Cropped shot of a psychologist writing notes during a therapeutic session with her patient
Photo credit: Getty Images

Over 120 educational psychologists are going on a month-long strike starting from Tuesday over a "workforce crisis".

APEX Union, which represents the majority of psychologists employed by the Ministry of Education, confirmed after eight months of failed negotiations with the Ministry, members had voted "overwhelmingly" in favour of a nationwide strike. 

On Monday the union formally issued a strike notice for between 5am Tuesday and 5pm on November 2. 

Over the month, more than 120 psychologists working in schools and early childhood centres will stop accepting further referrals of cases onto their caseload.

They hope the campaign will get the Government to "front up" with a commitment to fix the retention crisis of psychologists within the education sector.

"It's time to draw a line in the sand - we need urgent investment from the Government in the salaries paid to psychologists at the Ministry," APEX Union's national secretary Dr Deborah Powell said.

"The Ministry of Education is hemorrhaging experienced psychologists and unless it fixes safe caseloads in place and lifts pay rates for senior psychologists by $12,000 to bring them into line with DHB psychologists the workforce crisis will continue."

She said APEX members are proud of the work they do with New Zealand's most vulnerable children but the situation is "unsustainable".

"Last year nearly 3000 children and young people were sitting on waiting lists for learning support from the Ministry of Education and because of the COVID's impact on young people and education the situation is getting worse," Dr Powell said.

"Psychologists can provide support to these children to allow them to remain in education but not if the Government refuses to pay them consistently with other parts of the Government sector.
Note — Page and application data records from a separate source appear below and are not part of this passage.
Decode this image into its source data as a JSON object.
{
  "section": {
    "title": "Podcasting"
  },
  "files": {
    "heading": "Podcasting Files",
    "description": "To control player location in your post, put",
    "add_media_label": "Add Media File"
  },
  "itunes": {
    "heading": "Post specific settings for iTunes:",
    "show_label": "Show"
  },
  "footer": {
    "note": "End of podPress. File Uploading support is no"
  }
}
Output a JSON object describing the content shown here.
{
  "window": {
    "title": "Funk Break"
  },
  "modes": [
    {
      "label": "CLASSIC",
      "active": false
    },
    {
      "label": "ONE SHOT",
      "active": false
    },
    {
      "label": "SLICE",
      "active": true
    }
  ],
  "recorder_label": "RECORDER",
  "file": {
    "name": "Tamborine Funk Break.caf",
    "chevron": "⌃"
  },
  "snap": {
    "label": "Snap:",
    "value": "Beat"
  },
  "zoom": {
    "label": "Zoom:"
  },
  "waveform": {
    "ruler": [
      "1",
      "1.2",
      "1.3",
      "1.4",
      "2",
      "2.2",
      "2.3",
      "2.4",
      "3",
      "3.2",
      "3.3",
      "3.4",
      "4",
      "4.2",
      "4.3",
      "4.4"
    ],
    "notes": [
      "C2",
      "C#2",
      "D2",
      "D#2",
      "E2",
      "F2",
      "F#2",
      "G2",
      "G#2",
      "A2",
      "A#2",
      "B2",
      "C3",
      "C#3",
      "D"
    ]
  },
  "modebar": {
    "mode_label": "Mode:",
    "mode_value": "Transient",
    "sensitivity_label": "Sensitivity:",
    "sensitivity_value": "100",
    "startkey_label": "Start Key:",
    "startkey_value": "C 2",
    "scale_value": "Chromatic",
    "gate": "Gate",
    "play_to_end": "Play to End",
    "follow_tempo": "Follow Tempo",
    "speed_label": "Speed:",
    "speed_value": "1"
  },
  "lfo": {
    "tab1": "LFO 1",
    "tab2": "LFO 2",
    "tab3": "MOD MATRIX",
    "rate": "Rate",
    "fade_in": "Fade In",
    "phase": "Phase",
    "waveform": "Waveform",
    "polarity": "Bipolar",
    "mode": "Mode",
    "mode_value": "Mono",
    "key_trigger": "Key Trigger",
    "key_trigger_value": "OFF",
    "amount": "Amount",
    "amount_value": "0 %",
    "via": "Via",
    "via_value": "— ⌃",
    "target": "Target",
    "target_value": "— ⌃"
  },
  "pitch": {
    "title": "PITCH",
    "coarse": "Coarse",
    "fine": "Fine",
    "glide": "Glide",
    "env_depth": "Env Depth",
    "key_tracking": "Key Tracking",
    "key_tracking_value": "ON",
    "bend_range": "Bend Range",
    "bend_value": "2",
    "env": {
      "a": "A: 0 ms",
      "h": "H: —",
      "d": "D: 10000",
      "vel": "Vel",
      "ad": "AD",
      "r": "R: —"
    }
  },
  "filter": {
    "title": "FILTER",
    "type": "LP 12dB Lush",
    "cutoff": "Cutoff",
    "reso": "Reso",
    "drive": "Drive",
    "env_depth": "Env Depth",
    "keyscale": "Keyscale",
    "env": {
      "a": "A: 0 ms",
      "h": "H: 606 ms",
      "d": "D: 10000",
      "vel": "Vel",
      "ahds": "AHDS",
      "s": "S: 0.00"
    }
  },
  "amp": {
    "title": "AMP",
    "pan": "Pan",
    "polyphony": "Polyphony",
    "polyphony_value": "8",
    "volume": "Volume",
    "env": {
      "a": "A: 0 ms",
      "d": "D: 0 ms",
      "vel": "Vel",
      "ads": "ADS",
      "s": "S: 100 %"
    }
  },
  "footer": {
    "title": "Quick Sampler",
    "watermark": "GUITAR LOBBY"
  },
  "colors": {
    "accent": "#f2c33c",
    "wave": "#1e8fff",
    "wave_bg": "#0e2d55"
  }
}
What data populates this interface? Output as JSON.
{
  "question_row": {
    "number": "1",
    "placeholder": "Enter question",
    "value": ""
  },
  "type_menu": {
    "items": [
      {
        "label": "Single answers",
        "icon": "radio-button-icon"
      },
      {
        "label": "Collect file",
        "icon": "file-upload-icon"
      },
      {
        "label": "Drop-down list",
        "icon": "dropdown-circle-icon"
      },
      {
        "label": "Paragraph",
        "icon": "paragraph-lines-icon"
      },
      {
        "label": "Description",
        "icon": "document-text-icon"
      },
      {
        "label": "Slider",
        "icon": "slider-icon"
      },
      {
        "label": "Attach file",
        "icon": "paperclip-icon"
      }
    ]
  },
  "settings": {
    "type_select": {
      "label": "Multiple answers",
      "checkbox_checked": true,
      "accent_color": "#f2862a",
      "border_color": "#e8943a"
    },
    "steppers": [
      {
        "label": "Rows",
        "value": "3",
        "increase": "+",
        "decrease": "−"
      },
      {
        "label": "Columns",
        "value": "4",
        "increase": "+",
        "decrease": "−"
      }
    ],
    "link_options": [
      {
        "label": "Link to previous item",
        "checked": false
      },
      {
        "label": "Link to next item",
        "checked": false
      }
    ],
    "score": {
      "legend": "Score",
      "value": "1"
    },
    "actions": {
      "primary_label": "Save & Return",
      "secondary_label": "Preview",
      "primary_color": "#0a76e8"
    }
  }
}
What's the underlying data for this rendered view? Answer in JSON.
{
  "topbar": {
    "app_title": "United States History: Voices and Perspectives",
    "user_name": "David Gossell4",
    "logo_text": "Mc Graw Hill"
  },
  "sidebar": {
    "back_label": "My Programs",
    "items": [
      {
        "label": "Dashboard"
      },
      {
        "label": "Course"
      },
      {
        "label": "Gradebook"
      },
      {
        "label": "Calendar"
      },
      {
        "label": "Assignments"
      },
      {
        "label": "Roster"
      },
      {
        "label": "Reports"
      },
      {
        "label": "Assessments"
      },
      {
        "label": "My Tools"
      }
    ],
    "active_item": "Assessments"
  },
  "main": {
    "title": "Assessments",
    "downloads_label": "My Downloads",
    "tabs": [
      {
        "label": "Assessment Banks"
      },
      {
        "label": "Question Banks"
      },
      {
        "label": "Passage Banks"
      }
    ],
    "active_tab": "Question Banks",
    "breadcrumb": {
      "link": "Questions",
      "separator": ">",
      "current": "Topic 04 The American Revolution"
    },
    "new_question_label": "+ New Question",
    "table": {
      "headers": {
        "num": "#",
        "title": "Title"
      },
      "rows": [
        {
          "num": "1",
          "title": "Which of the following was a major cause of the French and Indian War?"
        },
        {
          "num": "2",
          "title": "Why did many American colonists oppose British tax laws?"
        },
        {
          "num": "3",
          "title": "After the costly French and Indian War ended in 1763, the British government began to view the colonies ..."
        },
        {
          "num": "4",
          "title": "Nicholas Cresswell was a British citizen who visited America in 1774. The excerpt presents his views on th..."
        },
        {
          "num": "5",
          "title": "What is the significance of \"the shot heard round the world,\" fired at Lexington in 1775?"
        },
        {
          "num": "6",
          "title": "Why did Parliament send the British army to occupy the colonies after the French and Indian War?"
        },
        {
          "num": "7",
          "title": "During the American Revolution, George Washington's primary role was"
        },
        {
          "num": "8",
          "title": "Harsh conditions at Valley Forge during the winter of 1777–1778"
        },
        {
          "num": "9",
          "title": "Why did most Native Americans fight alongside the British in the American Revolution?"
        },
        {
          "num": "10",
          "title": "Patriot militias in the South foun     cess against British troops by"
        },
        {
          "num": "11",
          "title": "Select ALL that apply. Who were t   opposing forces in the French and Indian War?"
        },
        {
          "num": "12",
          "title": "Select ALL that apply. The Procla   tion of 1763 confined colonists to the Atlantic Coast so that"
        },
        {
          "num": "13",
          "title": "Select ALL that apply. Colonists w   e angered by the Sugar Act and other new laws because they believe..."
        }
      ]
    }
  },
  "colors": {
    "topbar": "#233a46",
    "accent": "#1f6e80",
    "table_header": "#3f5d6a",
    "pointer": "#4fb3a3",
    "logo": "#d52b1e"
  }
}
With over 50 psychologist vacancies nationwide the Ministry urgently needs to return to the table with a sensible offer on pay and workload."